All of the data must be returned word for word.

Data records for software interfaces
____

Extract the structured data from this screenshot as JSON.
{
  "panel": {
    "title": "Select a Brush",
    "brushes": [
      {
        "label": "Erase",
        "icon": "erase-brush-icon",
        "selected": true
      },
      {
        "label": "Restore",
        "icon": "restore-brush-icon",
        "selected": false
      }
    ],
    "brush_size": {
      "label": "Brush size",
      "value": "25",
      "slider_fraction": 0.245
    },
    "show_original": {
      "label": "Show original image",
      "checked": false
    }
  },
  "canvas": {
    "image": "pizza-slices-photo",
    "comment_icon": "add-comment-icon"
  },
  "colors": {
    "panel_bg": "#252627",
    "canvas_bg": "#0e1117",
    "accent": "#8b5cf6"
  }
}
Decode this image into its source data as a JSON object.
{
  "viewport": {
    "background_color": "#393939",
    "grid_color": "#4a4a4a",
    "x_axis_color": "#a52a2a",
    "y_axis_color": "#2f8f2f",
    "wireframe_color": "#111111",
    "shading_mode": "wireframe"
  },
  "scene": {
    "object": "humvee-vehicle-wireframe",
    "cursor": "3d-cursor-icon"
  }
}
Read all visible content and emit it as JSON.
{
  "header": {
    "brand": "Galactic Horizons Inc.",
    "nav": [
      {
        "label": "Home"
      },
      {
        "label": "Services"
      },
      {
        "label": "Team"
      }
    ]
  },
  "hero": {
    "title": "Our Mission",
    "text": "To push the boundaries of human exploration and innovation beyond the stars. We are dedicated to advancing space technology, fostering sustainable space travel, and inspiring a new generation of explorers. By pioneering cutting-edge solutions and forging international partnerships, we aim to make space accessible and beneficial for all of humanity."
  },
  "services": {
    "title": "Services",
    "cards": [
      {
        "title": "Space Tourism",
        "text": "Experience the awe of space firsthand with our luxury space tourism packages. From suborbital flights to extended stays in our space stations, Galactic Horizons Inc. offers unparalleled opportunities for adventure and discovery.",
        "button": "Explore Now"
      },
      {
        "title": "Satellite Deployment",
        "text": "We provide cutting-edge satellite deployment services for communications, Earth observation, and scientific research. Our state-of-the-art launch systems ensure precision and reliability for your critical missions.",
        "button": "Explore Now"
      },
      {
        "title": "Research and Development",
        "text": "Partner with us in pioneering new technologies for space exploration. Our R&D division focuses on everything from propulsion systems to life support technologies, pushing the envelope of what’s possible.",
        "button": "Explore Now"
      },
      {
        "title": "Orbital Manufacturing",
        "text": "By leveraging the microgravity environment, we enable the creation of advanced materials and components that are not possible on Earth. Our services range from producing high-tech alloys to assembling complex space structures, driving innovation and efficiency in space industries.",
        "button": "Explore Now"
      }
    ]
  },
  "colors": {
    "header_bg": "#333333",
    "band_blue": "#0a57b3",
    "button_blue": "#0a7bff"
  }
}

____

→ **Exercise output**:
Extract the structured data from this screenshot as JSON.
{
  "panel": {
    "title": "Select a Brush",
    "brushes": [
      {
        "label": "Erase",
        "icon": "erase-brush-icon",
        "selected": true
      },
      {
        "label": "Restore",
        "icon": "restore-brush-icon",
        "selected": false
      }
    ],
    "brush_size": {
      "label": "Brush size",
      "value": "25",
      "slider_fraction": 0.245
    },
    "show_original": {
      "label": "Show original image",
      "checked": false
    }
  },
  "canvas": {
    "image": "pizza-slices-photo",
    "comment_icon": "add-comment-icon"
  },
  "colors": {
    "panel_bg": "#252627",
    "canvas_bg": "#0e1117",
    "accent": "#8b5cf6"
  }
}
Decode this image into its source data as a JSON object.
{
  "viewport": {
    "background_color": "#393939",
    "grid_color": "#4a4a4a",
    "x_axis_color": "#a52a2a",
    "y_axis_color": "#2f8f2f",
    "wireframe_color": "#111111",
    "shading_mode": "wireframe"
  },
  "scene": {
    "object": "humvee-vehicle-wireframe",
    "cursor": "3d-cursor-icon"
  }
}
Read all visible content and emit it as JSON.
{
  "header": {
    "brand": "Galactic Horizons Inc.",
    "nav": [
      {
        "label": "Home"
      },
      {
        "label": "Services"
      },
      {
        "label": "Team"
      }
    ]
  },
  "hero": {
    "title": "Our Mission",
    "text": "To push the boundaries of human exploration and innovation beyond the stars. We are dedicated to advancing space technology, fostering sustainable space travel, and inspiring a new generation of explorers. By pioneering cutting-edge solutions and forging international partnerships, we aim to make space accessible and beneficial for all of humanity."
  },
  "services": {
    "title": "Services",
    "cards": [
      {
        "title": "Space Tourism",
        "text": "Experience the awe of space firsthand with our luxury space tourism packages. From suborbital flights to extended stays in our space stations, Galactic Horizons Inc. offers unparalleled opportunities for adventure and discovery.",
        "button": "Explore Now"
      },
      {
        "title": "Satellite Deployment",
        "text": "We provide cutting-edge satellite deployment services for communications, Earth observation, and scientific research. Our state-of-the-art launch systems ensure precision and reliability for your critical missions.",
        "button": "Explore Now"
      },
      {
        "title": "Research and Development",
        "text": "Partner with us in pioneering new technologies for space exploration. Our R&D division focuses on everything from propulsion systems to life support technologies, pushing the envelope of what’s possible.",
        "button": "Explore Now"
      },
      {
        "title": "Orbital Manufacturing",
        "text": "By leveraging the microgravity environment, we enable the creation of advanced materials and components that are not possible on Earth. Our services range from producing high-tech alloys to assembling complex space structures, driving innovation and efficiency in space industries.",
        "button": "Explore Now"
      }
    ]
  },
  "colors": {
    "header_bg": "#333333",
    "band_blue": "#0a57b3",
    "button_blue": "#0a7bff"
  }
}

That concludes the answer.